Interface dataset entries >>
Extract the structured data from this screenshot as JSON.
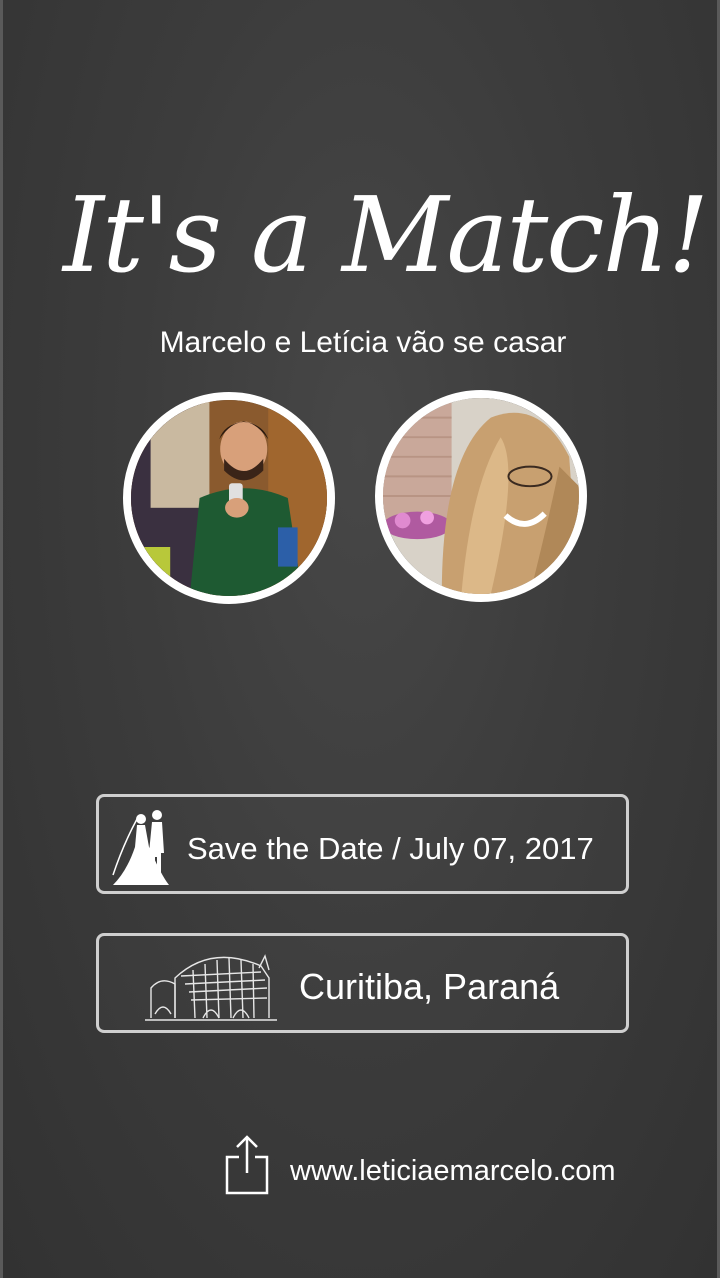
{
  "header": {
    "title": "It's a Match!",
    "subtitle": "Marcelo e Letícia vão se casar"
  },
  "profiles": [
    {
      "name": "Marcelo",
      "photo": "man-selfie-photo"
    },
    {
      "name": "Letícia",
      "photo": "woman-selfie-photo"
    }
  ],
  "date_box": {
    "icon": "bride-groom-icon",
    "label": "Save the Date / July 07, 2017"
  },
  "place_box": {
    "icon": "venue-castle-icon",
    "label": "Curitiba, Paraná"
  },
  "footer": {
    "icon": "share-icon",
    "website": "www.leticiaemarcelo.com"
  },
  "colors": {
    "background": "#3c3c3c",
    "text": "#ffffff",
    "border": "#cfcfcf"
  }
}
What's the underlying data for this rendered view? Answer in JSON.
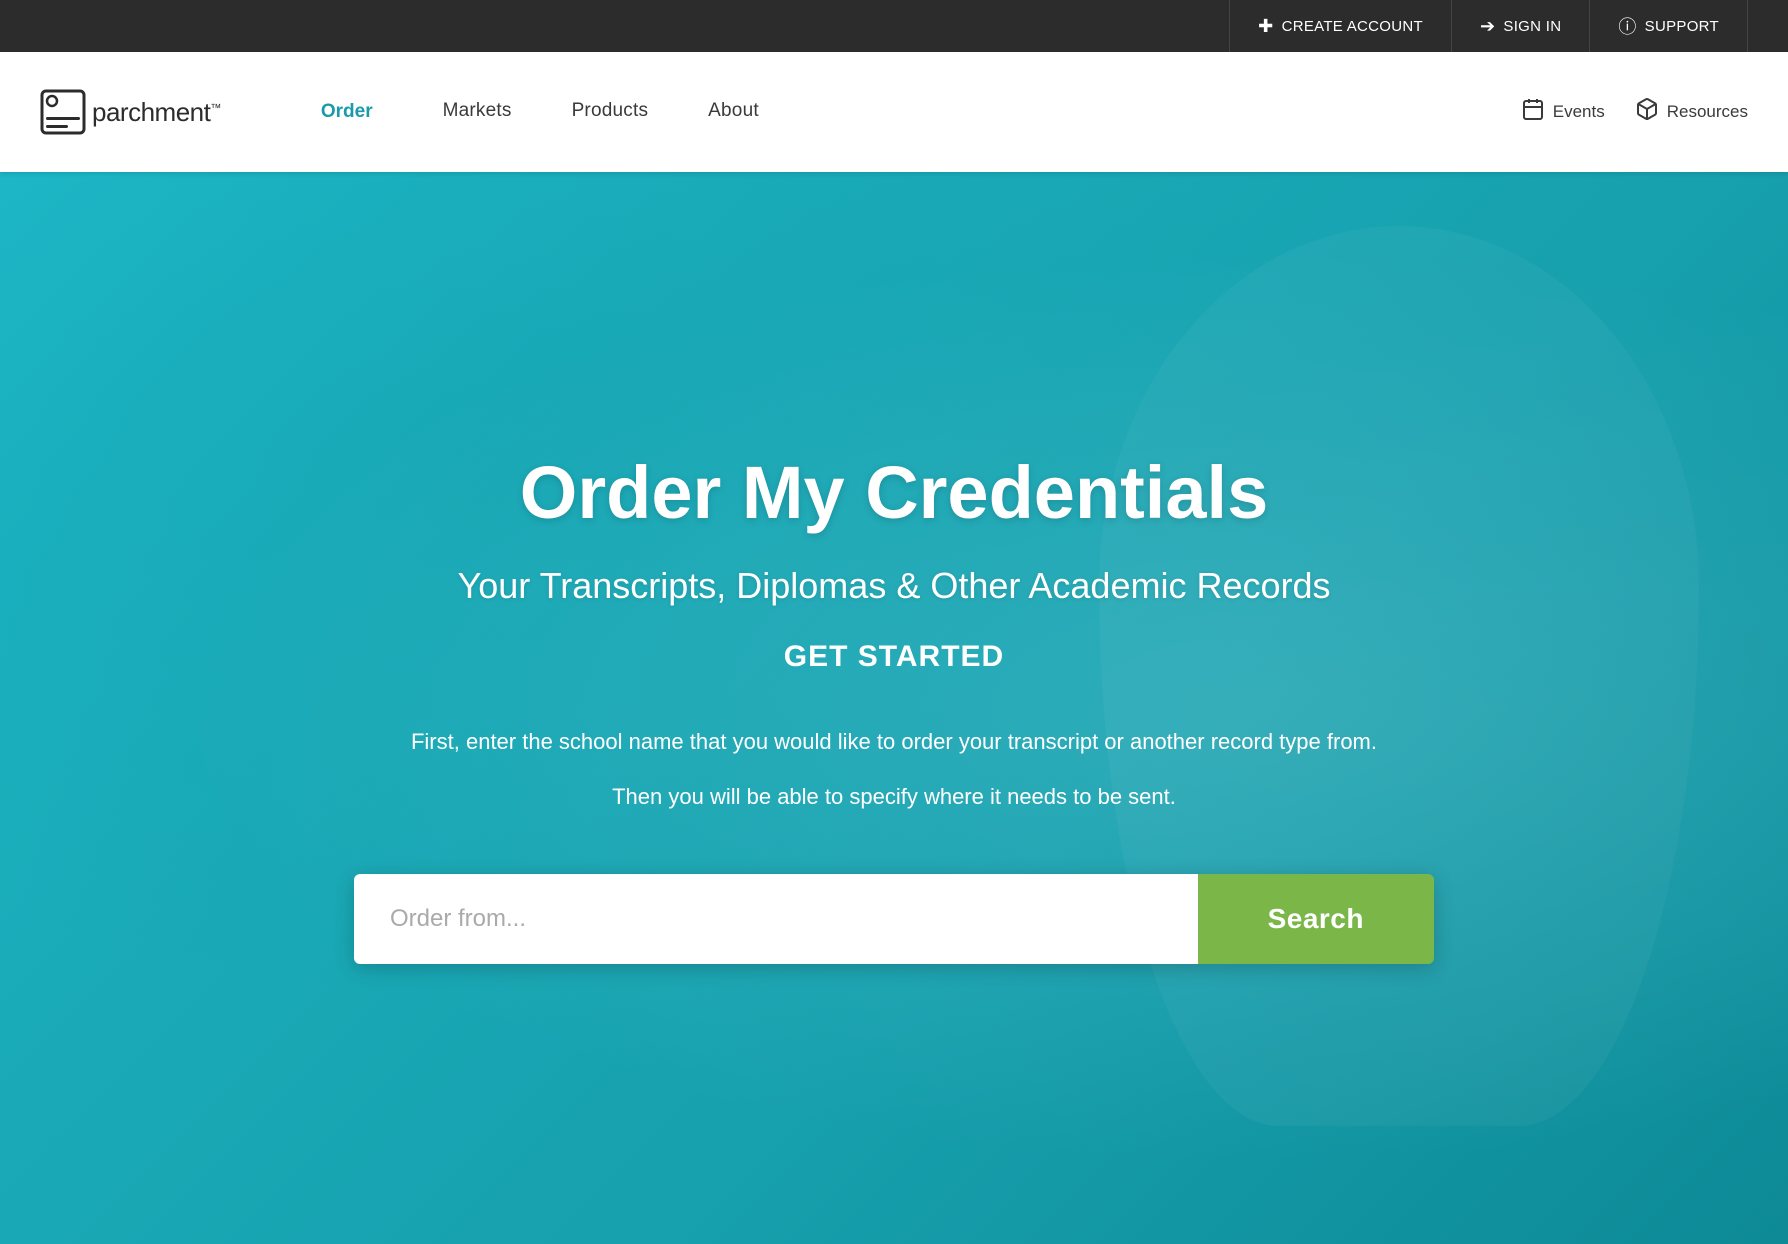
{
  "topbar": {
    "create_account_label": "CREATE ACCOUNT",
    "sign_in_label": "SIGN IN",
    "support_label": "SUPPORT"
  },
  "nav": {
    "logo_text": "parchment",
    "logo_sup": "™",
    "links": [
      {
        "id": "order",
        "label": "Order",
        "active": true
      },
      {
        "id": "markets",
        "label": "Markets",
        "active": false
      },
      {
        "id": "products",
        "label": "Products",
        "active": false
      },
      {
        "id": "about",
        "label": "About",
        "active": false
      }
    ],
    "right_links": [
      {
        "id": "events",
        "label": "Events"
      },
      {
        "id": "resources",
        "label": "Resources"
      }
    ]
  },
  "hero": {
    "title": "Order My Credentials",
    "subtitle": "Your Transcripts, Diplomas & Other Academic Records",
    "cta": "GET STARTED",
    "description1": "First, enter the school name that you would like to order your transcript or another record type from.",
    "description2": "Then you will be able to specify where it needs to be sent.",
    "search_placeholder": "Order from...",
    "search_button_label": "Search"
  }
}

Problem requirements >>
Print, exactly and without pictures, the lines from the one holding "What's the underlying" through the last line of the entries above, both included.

Answer below >>
What's the underlying data for this rendered view? Answer in JSON.
{
  "topbar": {
    "create_account_label": "CREATE ACCOUNT",
    "sign_in_label": "SIGN IN",
    "support_label": "SUPPORT"
  },
  "nav": {
    "logo_text": "parchment",
    "logo_sup": "™",
    "links": [
      {
        "id": "order",
        "label": "Order",
        "active": true
      },
      {
        "id": "markets",
        "label": "Markets",
        "active": false
      },
      {
        "id": "products",
        "label": "Products",
        "active": false
      },
      {
        "id": "about",
        "label": "About",
        "active": false
      }
    ],
    "right_links": [
      {
        "id": "events",
        "label": "Events"
      },
      {
        "id": "resources",
        "label": "Resources"
      }
    ]
  },
  "hero": {
    "title": "Order My Credentials",
    "subtitle": "Your Transcripts, Diplomas & Other Academic Records",
    "cta": "GET STARTED",
    "description1": "First, enter the school name that you would like to order your transcript or another record type from.",
    "description2": "Then you will be able to specify where it needs to be sent.",
    "search_placeholder": "Order from...",
    "search_button_label": "Search"
  }
}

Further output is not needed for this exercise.